## EXERCISE DATA
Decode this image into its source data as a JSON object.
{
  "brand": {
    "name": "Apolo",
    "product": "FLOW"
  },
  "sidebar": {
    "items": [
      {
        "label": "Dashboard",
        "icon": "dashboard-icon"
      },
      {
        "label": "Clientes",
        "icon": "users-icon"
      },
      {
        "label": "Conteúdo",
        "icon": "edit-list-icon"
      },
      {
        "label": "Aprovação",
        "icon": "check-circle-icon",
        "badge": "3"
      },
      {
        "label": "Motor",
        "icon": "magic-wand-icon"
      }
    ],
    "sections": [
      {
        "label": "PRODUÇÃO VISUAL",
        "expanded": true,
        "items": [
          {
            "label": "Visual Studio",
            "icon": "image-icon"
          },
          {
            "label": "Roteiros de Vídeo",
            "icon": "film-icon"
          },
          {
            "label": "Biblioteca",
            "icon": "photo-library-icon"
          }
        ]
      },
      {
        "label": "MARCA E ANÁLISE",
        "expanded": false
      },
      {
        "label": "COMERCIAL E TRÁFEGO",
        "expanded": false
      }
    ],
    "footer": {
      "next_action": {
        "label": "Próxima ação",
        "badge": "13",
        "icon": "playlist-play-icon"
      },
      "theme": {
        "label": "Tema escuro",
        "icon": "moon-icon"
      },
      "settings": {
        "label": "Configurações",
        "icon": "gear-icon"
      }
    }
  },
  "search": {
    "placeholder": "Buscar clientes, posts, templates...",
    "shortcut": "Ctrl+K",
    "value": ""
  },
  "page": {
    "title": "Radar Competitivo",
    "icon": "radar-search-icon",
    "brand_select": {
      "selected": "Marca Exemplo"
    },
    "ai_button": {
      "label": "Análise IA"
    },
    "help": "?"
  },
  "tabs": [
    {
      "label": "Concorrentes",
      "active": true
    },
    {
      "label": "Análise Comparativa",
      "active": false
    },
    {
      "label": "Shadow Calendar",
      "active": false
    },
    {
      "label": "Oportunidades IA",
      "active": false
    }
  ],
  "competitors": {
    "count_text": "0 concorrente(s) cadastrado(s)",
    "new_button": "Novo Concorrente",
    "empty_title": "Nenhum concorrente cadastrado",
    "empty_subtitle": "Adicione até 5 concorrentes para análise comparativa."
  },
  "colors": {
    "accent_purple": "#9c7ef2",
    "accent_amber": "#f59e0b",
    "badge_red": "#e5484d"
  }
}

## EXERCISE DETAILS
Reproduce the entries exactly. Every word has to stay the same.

## EXPECTED ANSWER
Decode this image into its source data as a JSON object.
{
  "brand": {
    "name": "Apolo",
    "product": "FLOW"
  },
  "sidebar": {
    "items": [
      {
        "label": "Dashboard",
        "icon": "dashboard-icon"
      },
      {
        "label": "Clientes",
        "icon": "users-icon"
      },
      {
        "label": "Conteúdo",
        "icon": "edit-list-icon"
      },
      {
        "label": "Aprovação",
        "icon": "check-circle-icon",
        "badge": "3"
      },
      {
        "label": "Motor",
        "icon": "magic-wand-icon"
      }
    ],
    "sections": [
      {
        "label": "PRODUÇÃO VISUAL",
        "expanded": true,
        "items": [
          {
            "label": "Visual Studio",
            "icon": "image-icon"
          },
          {
            "label": "Roteiros de Vídeo",
            "icon": "film-icon"
          },
          {
            "label": "Biblioteca",
            "icon": "photo-library-icon"
          }
        ]
      },
      {
        "label": "MARCA E ANÁLISE",
        "expanded": false
      },
      {
        "label": "COMERCIAL E TRÁFEGO",
        "expanded": false
      }
    ],
    "footer": {
      "next_action": {
        "label": "Próxima ação",
        "badge": "13",
        "icon": "playlist-play-icon"
      },
      "theme": {
        "label": "Tema escuro",
        "icon": "moon-icon"
      },
      "settings": {
        "label": "Configurações",
        "icon": "gear-icon"
      }
    }
  },
  "search": {
    "placeholder": "Buscar clientes, posts, templates...",
    "shortcut": "Ctrl+K",
    "value": ""
  },
  "page": {
    "title": "Radar Competitivo",
    "icon": "radar-search-icon",
    "brand_select": {
      "selected": "Marca Exemplo"
    },
    "ai_button": {
      "label": "Análise IA"
    },
    "help": "?"
  },
  "tabs": [
    {
      "label": "Concorrentes",
      "active": true
    },
    {
      "label": "Análise Comparativa",
      "active": false
    },
    {
      "label": "Shadow Calendar",
      "active": false
    },
    {
      "label": "Oportunidades IA",
      "active": false
    }
  ],
  "competitors": {
    "count_text": "0 concorrente(s) cadastrado(s)",
    "new_button": "Novo Concorrente",
    "empty_title": "Nenhum concorrente cadastrado",
    "empty_subtitle": "Adicione até 5 concorrentes para análise comparativa."
  },
  "colors": {
    "accent_purple": "#9c7ef2",
    "accent_amber": "#f59e0b",
    "badge_red": "#e5484d"
  }
}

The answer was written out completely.